On waste spark systems or distributor-less ignition system, the ignition control module receives an engine position signal or RPM signal to fire the ignition coils.
The ignition coils are will have battery voltage supplied to them and a control ground circuit through an Ignition Control Module (ICM) or Power-Train Control Module (PCM) by using three internal NPN transistors.
There are two coils that fire at the same time.
Coil is paired to the engine so the spark plugs from each ignition coil are in companion cylinders
Top Dead Center Compression verses Top Dead Center Exhaust are separated by each cylinder's intake and exhaust valves position and operation
Each pair of cylinders will be fired by the same ignition coil. One cylinder will fire on the compression stroke "event" and the companion cylinder will fire at Top Dead Center on the exhaust stroke also know as "waste spark".
Resistance determines the voltage requirements for each cylinder. The cylinder on Top Dead Center Compression will have higher resistance which requires a higher voltage to ionize the spark plug gap, than its companion cylinder on TDC exhaust.
Illustration on waste Spark Companion Cylinders
High resistance is caused by the Air Fuel Ratio "rich or lean" along with high pressures within the cylinder on Top Dead Center Compression.
The cylinder on top dead center exhaust will have inert gases along with very low pressure requiring much less voltage to ionize the spark plug gap.
Remember the PCM will ground the ignition coil's primary windings, while increasing current flow and a magnetic field, charging the coils primary circuit.
When the Powertrain Control Module "PCM" or the Ignition Control Module "ICM" releases the ground the ignition coil will fire.
Also, any unwanted resistance in the circuit will affect the ignition coils operation and the vehicle's performance.
Using an amp probe to check the primary ignition is also a good technique.
By using an amp probe you can see the integrity of the primary electrical circuit.
This accomplished by watching the current ramp of the electrical circuit and the measurement of amperage going through the circuit dynamically / under a load.
In my opinion is the best way to test any electrical coil.

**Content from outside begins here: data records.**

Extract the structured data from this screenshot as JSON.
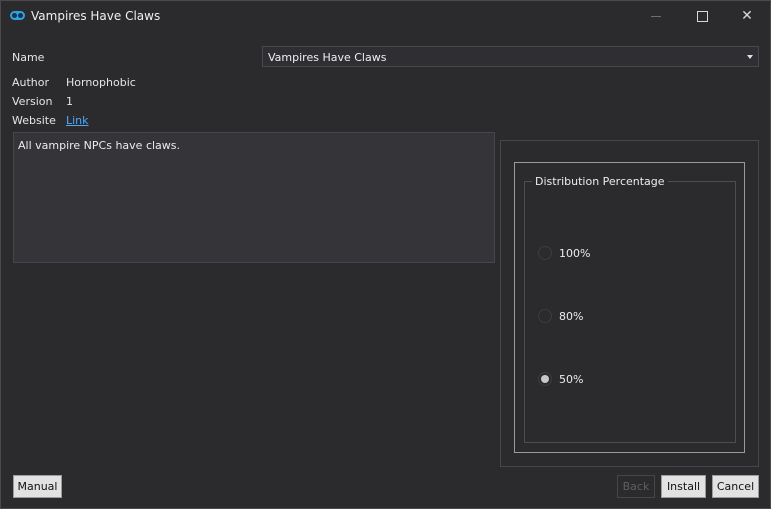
{
  "window": {
    "title": "Vampires Have Claws",
    "controls": {
      "minimize": "minimize",
      "maximize": "maximize",
      "close": "✕"
    }
  },
  "info": {
    "name_label": "Name",
    "name_value": "Vampires Have Claws",
    "author_label": "Author",
    "author_value": "Hornophobic",
    "version_label": "Version",
    "version_value": "1",
    "website_label": "Website",
    "website_link": "Link"
  },
  "description": "All vampire NPCs have claws.",
  "options": {
    "group_title": "Distribution Percentage",
    "items": [
      {
        "label": "100%",
        "selected": false
      },
      {
        "label": "80%",
        "selected": false
      },
      {
        "label": "50%",
        "selected": true
      }
    ]
  },
  "footer": {
    "manual": "Manual",
    "back": "Back",
    "install": "Install",
    "cancel": "Cancel"
  },
  "colors": {
    "background": "#2b2b2e",
    "accent": "#2fa3e0",
    "link": "#4aa8ff"
  },
  "icons": {
    "app": "app-logo-icon",
    "dropdown": "chevron-down-icon"
  }
}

Using an amp probe wrapped around either the positive or negative wire, "never both" will give you a good idea of how the primary ignition circuit is working.